The amount of non-residential development was reduced in order to keep new businesses in the development from drawing customers away from Washington Plaza. The purpose of the amendment is to bring more people to the historic plaza, where businesses have been dying off for lack of traffic.

The Planning Commission also removed language instructing that the Millennium Bank at the main entrance to the plaza be moved. The idea of moving the bank was to open up visibility to the plaza, but many, including the Architectural Review Board and Reston founder Bob Simon, opposed the move, saying the current design, with a narrow entrance leading to the open plaza and lake, was intentional and pleasing.

Also, the recommendation on civic uses became a prescription for "complimentary non-residential uses" and was expanded to include talk of a hotel and cinema. A call for "excellent design and architecture" and interactive public art was added to the urban design recommendations. Many other minor changes were also made.

The commission had also requested that staff work out a way for the burden of affordable housing to be shared more equitably. Originally, the proposal was to require that Fellowship Square, which provides housing for elderly citizens of limited means, retain all of its 240 affordable dwelling units. Little was to be added to the maximum number of dwelling units allowed on the Fellowship Square parcel unless the full consolidation was attained.

Before passing the amendment Monday, the Board of Supervisors voted to change the text to say the total number of affordable dwelling units at Lake Anne was to remain constant but could be redistributed among the various land parcels.
Of course, all these awesome plans await one thing.
Now, Lake Anne only needs a developer, or developers, interested in working with the county on a rezoning to realize the new plan.
Or maybe a certain homeowner association looking for space to build an awesome new headquarters, complete with a full complement of filing cabinets and whatnot?

5 comments:

  1. Oh, woe is us. Less desirable South Reston will get even less desirable because we won't have anything similar. Wait...how about we do something like this in Hunters Woods Shopping Center? It fits the qualifications -- population density, businesses failing, and even better, it has bank robberies! Just think of the excitement! It also has a great plaza area for the Farmer's Market! Then we could be the MORE desirable less desirable South Reston!

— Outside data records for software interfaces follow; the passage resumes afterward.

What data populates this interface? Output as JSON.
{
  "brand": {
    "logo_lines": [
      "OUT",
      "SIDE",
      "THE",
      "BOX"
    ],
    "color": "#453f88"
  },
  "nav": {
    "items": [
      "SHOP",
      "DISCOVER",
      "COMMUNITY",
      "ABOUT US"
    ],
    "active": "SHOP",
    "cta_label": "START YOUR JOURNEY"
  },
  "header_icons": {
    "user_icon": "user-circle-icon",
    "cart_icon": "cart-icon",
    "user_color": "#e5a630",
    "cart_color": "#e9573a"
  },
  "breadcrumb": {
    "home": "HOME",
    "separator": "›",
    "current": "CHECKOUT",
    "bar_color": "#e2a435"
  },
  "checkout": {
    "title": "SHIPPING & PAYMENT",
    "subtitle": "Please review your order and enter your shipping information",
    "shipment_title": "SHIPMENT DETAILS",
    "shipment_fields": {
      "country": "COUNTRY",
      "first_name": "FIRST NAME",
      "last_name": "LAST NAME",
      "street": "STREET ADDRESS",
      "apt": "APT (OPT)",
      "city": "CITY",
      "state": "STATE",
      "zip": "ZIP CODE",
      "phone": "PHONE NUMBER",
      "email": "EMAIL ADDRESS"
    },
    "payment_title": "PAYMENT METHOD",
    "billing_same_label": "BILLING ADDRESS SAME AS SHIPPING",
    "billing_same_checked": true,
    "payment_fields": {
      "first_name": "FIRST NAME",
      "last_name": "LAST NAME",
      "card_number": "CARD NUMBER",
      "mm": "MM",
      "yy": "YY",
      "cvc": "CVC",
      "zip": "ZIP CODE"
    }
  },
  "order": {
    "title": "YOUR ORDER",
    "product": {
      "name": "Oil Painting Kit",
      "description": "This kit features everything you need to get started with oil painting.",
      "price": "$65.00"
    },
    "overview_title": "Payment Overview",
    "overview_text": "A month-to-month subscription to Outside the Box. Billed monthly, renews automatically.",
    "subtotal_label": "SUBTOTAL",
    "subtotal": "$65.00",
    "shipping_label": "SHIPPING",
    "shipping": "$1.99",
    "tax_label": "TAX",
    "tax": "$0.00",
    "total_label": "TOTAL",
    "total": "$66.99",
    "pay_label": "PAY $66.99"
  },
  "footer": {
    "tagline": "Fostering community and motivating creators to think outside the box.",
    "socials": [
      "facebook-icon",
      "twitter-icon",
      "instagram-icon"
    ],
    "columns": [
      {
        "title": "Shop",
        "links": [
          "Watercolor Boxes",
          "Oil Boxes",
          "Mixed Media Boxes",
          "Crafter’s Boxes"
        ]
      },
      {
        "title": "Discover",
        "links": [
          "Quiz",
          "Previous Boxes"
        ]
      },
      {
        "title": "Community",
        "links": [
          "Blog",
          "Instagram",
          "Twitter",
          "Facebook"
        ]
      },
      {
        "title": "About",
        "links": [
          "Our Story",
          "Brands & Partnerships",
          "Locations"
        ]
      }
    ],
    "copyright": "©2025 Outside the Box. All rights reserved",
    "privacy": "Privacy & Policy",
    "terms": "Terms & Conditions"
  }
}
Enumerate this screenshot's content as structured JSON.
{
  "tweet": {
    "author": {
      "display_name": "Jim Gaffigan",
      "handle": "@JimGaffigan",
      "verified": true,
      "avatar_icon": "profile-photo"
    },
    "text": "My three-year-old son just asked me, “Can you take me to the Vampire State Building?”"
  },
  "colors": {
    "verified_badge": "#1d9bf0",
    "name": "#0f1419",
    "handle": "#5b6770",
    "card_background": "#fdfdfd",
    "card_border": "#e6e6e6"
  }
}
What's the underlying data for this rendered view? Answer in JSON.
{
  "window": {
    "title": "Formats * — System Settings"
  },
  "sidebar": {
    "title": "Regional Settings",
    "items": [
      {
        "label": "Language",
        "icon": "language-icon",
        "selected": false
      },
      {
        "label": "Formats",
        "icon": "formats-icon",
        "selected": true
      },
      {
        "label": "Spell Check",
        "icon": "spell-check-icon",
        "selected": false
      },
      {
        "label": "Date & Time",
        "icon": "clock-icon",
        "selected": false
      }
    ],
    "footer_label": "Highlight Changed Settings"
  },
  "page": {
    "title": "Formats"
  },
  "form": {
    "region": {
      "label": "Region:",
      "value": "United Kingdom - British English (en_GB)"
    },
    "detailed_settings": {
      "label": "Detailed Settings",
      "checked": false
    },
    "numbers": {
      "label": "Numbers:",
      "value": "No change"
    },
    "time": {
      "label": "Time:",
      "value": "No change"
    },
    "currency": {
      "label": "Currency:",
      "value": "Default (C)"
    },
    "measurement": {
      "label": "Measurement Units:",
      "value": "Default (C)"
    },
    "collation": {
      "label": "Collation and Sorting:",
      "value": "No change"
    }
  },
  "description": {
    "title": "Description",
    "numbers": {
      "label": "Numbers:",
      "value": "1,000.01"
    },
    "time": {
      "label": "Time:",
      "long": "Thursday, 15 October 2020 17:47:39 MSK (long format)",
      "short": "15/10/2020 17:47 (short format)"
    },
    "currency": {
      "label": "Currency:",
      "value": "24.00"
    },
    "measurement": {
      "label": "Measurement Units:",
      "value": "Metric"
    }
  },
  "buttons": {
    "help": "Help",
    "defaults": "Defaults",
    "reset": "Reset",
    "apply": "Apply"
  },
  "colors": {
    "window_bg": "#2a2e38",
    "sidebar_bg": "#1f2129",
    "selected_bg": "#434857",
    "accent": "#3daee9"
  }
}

    ReplyDelete
  2. AS one of those undesirables that lives in South Reston, I say STFU. I don't want anything to disturb the soothing strains of the FCPD helicopter orbiting over South Lakes Park and Winterthur aparments on those hot, balmy weekend nights of Summer. It is so soothing to here the whoop-whoop-whoop of the chopper blades wafting on the gentle breeze through my open bedroom window during wee hours while I'm trying to sleep.

    Attracting a better class of clientele would only ruin the ambiance of the Southgate/Winterthur/Stonegate triangle.

    ReplyDelete
  3. Peasant From Less Sought After S. RestonApril 9, 2009 at 9:38 PM

    I don't know, is it possible we have a mini-insurrection brewing here in Less Sought After South Reston?...almost sounds like a secessionist movement (and we ARE coming up shortly to the 150th anniversary of the Civil War, after all). We may have to break away from them damn Yankees in Sought After North Reston; instead of bombarding Fort Sumter, maybe we can bombard the oppressors' seat of power in Isaac Newton Square to preserve our sacred traditions and cultural values -- you know, our neutron bomb-enhanced streambeds, the holy shrine of the Soapstone 7-11, our fine 1970s architecture that taste forget and which neither time nor the DRB can improve. Let the damn Yankees keep the Macaroni Grill and Lake Anne; we have all that fine venison, squirrel, and other fresh fixin's we scrape off of Lawyers Road every day.

    ReplyDelete
  4. So where's the Farmer's Market going to be when they plop towers in the parking lot? I'll be a mess if I don't get my fresh squash and hummus.

    ReplyDelete
  5. Awesomely awesome awesomeness.

    ReplyDelete

(If you don't see comments for some reason, click here).